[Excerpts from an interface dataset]
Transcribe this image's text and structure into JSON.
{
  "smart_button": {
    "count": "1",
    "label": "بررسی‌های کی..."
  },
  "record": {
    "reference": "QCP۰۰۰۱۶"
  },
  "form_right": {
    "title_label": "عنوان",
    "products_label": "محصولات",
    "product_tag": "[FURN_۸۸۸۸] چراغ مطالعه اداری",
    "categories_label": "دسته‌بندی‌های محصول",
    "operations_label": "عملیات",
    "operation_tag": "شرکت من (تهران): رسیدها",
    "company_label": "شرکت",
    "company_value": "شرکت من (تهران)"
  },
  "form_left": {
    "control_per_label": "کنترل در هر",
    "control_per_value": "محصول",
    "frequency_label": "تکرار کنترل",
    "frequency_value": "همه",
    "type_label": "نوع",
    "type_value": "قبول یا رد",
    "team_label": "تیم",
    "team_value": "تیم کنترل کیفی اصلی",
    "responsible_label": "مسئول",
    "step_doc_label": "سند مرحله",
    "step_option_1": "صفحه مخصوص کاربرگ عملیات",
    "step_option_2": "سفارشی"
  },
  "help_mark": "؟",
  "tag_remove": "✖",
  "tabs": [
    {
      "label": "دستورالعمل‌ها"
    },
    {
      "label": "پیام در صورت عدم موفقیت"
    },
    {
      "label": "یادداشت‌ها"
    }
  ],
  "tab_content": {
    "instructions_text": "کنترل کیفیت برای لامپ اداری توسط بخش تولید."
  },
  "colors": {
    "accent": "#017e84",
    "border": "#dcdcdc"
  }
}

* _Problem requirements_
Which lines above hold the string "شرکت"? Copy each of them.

* _Exercise solution_
    "operation_tag": "شرکت من (تهران): رسیدها",
    "company_label": "شرکت",
    "company_value": "شرکت من (تهران)"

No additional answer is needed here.